I’m not sure if it’s the real estate downturn, but my phone has been blowing up with online advertising vendors lately. I monitor my advertising revenue very closely, so I ask a lot of questions when talking with their salespeople.
Salespeople like to throw around big numbers to entice you to buy, so it’s important to ask for the proper metrics when analyzing different potential advertising sources.
Here’s a breakdown of what you should measure, and what to ask:
1) ROI (Return on Investment) is the bottom line number that you need to use after you have given an advertising source long enough to perform.
ROI is simply how much you’ve earned on an advertising source divided by how much you’ve spent. So, if you’ve earned one $6000 commission from Website A, and spent $2000 advertising there, your ROI is 3:1. You’ve earned $3 for every $1 you spent. Most advertising sources won’t track their customers’ ROI because there are so many “real world” variables that can create different results for different buyers – predominantly how well each customer can convert.
2) Conversion Rate is the number of leads you get per click.
If you have different types of leads (contact requests, registrations, property info requests) then it’s best to track the bottom line conversion rate, and then crunch it down to conversion rate for each lead type. So, if you get 100 visitors in one month from a traffic source, and you get 5 registrations, 2 contact requests, and 3 property info requests, then your conversion rates are as follows: 10% conversion rate, 5% registration rate, 3% property info rate, and 2% contact request rate. Some advertising sources will tell you what conversion rate to expect, and some will have no idea. The higher conversion rate, the more valuable the traffic source. You can crunch your conversion rate to cost per lead. If you spent $100 on the traffic we just described, then you spent $10 per lead.

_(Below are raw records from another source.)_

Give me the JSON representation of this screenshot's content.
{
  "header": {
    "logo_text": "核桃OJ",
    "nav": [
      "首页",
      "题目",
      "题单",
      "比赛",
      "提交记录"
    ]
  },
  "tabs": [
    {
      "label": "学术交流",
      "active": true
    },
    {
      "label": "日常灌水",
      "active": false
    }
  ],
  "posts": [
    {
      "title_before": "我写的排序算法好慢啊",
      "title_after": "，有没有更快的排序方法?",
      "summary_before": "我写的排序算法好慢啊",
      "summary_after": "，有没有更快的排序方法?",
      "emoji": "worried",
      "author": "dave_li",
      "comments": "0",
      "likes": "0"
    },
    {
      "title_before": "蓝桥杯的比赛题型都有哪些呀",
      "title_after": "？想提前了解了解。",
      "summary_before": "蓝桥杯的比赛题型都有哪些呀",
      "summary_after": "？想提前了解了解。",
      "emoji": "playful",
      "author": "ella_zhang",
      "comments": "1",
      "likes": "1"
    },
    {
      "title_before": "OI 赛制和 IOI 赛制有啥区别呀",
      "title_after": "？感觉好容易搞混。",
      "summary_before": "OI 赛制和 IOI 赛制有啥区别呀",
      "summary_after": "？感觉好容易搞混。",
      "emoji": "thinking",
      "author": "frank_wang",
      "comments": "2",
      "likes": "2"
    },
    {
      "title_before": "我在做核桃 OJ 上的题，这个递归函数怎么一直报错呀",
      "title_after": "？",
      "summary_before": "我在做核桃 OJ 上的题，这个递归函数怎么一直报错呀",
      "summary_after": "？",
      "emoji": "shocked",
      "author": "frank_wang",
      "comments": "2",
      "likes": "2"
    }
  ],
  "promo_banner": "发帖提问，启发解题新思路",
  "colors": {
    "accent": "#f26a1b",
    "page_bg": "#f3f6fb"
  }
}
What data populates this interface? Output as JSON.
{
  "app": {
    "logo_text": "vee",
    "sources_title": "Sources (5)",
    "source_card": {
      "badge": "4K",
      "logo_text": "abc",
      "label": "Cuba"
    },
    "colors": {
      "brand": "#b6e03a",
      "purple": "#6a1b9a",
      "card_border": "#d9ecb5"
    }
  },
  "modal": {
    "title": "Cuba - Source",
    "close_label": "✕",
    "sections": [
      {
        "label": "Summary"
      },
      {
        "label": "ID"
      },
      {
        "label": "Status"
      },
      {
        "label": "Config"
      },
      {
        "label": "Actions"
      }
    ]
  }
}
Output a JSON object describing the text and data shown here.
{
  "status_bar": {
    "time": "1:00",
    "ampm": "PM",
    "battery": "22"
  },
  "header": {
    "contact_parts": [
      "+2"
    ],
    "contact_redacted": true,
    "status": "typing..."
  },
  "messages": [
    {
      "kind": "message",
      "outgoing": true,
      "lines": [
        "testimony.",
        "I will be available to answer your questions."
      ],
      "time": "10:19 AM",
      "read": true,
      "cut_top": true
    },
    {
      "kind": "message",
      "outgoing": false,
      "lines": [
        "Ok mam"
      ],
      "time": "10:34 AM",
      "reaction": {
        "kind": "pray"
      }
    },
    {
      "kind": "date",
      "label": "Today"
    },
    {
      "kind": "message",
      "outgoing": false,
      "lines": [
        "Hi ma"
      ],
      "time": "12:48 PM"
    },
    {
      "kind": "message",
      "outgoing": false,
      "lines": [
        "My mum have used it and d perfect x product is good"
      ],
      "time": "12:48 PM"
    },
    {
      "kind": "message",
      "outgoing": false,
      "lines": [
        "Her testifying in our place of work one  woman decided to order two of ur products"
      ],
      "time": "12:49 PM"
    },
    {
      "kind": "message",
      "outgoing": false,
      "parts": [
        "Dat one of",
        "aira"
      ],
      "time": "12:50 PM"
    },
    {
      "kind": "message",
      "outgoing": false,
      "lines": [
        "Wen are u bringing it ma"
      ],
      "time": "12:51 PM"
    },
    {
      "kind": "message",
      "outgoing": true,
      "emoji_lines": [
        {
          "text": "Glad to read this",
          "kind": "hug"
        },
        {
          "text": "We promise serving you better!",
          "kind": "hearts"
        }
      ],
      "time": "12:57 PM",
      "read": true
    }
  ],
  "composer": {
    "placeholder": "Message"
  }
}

3) CPC (Cost Per Click) is the dollar amount you spend for each visitor.
Many traffic sources (including Google and HomeGain’s BuyerLink product) will sell you clicks or “visits” — you don’t pay unless you get the traffic. Some advertising sources won’t, so you will have to track this figure on your own (which is easy to do with Google Analytics.)
4) CPM (Cost per Impression) is the dollar amount you spend each time a potential visitor sees your ad on the advertising source’s site.
Some traffic providers will sell you traffic based on impressions, and then it’s your job to tweak your ad until it drives the most traffic. This can be beneficial if you can buy the impressions cheaply, and then create an ad that performs very well. It’s always important to crunch down impressions to cost per click (and then ultimately cost per lead & ROI) after you have a couple of months of data to look at. Some vendors will give you a “range” of impressions — when they want to throw around big numbers. Ask them what their average clickthrough rate is, and then multiply the impressions by that number to gauge what you can expect in the way of traffic, and ultimately CPC.